Stand-your-ground laws make belief the basis for choosing to apply deadly force where, in instances like Dunn’s shooting of Davis, absolutely no force or violence was needed—not a single shot, and certainly not ten shots from a pistol fired into the Davis car in two volleys, the second when the car was driving away. The Arizona law allows bigots to couch their bigotry as piety in order to violate the civil rights of other citizens.
If she grasps the implications of this bill fully, its impact on making Arizona look like a state that condones discrimination, Arizona Governor Jan Brewer may be convinced to exercise her veto. But for all of us, gay and straight, black and white, Christian, Muslim, and Jew, we have to stand up against the notion that one’s personal beliefs should be allowed to trump the civil rights—or in Jordan Davis’s case, the very existence—of people who don’t fit those beliefs.

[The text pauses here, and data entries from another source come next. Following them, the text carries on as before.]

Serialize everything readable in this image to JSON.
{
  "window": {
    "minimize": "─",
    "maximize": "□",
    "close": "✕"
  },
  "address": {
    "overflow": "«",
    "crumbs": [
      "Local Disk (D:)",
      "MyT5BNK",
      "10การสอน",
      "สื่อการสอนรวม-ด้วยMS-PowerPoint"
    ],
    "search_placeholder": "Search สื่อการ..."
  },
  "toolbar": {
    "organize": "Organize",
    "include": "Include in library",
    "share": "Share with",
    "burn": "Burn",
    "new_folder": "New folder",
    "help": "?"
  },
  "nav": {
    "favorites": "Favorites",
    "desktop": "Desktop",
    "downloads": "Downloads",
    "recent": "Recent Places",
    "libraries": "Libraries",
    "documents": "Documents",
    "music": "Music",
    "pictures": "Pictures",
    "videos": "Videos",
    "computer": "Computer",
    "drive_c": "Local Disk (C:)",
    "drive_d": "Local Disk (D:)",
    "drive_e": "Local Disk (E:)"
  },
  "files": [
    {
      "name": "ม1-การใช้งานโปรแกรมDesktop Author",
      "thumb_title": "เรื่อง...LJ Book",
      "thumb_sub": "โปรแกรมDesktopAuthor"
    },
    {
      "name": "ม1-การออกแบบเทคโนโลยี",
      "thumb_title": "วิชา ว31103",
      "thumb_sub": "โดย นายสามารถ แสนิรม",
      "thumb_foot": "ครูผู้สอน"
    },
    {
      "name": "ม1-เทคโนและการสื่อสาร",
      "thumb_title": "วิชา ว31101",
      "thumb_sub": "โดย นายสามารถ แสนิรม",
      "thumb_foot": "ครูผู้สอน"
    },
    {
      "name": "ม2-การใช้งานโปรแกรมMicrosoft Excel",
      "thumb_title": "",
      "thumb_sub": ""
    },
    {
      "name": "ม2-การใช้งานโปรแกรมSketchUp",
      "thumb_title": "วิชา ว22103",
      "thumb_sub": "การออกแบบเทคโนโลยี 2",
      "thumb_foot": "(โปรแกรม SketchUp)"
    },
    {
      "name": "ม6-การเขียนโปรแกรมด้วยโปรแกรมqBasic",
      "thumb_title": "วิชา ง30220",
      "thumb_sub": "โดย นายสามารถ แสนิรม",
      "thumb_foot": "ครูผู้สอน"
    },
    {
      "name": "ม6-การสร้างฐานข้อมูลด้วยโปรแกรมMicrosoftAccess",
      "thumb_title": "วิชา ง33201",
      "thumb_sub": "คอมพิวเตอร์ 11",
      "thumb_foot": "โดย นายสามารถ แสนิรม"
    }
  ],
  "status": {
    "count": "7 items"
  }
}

This article has been altered to correct the name of the conservative think tank; it’s the Center for Arizona Policy, not the Center for Social Policy. NPQ regrets the error.